INSTRUCTIONS FOR THE TASK ▸ From the entries that follow, copy each line in which "chevron" appears.

#### DATA LISTING ####

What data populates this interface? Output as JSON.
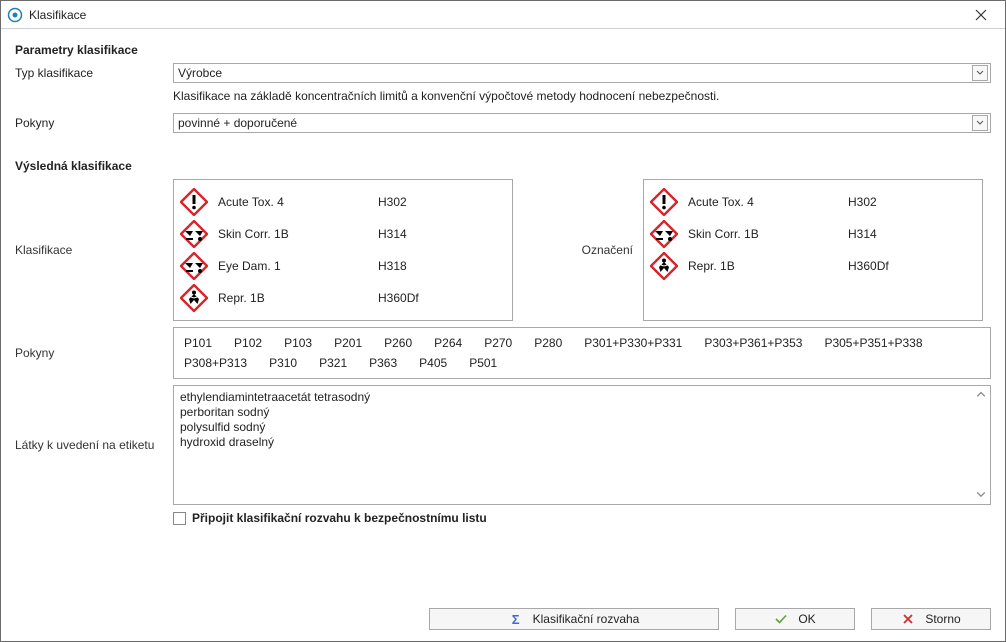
{
  "window": {
    "title": "Klasifikace"
  },
  "params": {
    "section_title": "Parametry klasifikace",
    "type_label": "Typ klasifikace",
    "type_value": "Výrobce",
    "type_hint": "Klasifikace na základě koncentračních limitů a konvenční výpočtové metody hodnocení nebezpečnosti.",
    "instructions_label": "Pokyny",
    "instructions_value": "povinné + doporučené"
  },
  "results": {
    "section_title": "Výsledná klasifikace",
    "classification_label": "Klasifikace",
    "labelling_label": "Označení",
    "pcodes_label": "Pokyny",
    "substances_label": "Látky k uvedení na etiketu",
    "classification": [
      {
        "pict": "exclam",
        "name": "Acute Tox. 4",
        "code": "H302"
      },
      {
        "pict": "corr",
        "name": "Skin Corr. 1B",
        "code": "H314"
      },
      {
        "pict": "corr",
        "name": "Eye Dam. 1",
        "code": "H318"
      },
      {
        "pict": "health",
        "name": "Repr. 1B",
        "code": "H360Df"
      }
    ],
    "labelling": [
      {
        "pict": "exclam",
        "name": "Acute Tox. 4",
        "code": "H302"
      },
      {
        "pict": "corr",
        "name": "Skin Corr. 1B",
        "code": "H314"
      },
      {
        "pict": "health",
        "name": "Repr. 1B",
        "code": "H360Df"
      }
    ],
    "pcodes": [
      "P101",
      "P102",
      "P103",
      "P201",
      "P260",
      "P264",
      "P270",
      "P280",
      "P301+P330+P331",
      "P303+P361+P353",
      "P305+P351+P338",
      "P308+P313",
      "P310",
      "P321",
      "P363",
      "P405",
      "P501"
    ],
    "substances": [
      "ethylendiamintetraacetát tetrasodný",
      "perboritan sodný",
      "polysulfid sodný",
      "hydroxid draselný"
    ],
    "attach_checkbox_label": "Připojit klasifikační rozvahu k bezpečnostnímu listu",
    "attach_checked": false
  },
  "footer": {
    "reasoning_label": "Klasifikační rozvaha",
    "ok_label": "OK",
    "cancel_label": "Storno"
  },
  "icons": {
    "app": "app-icon",
    "close": "close-icon",
    "dropdown": "chevron-down-icon",
    "scroll_up": "chevron-up-icon",
    "scroll_down": "chevron-down-icon",
    "sum": "sigma-icon",
    "check": "check-icon",
    "x": "x-icon"
  }
}
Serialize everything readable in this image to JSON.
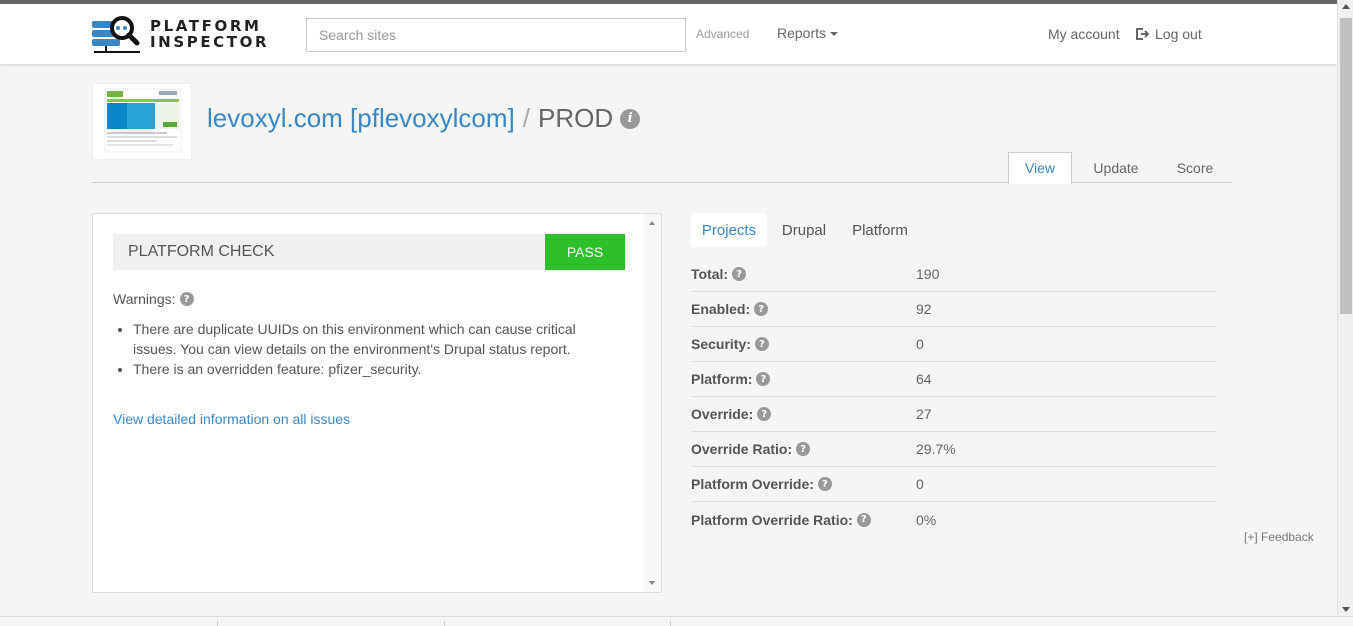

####

ANSWER BOX ▸
    "dropdown": "chevron-down-icon",
    "scroll_up": "chevron-up-icon",
    "scroll_down": "chevron-down-icon",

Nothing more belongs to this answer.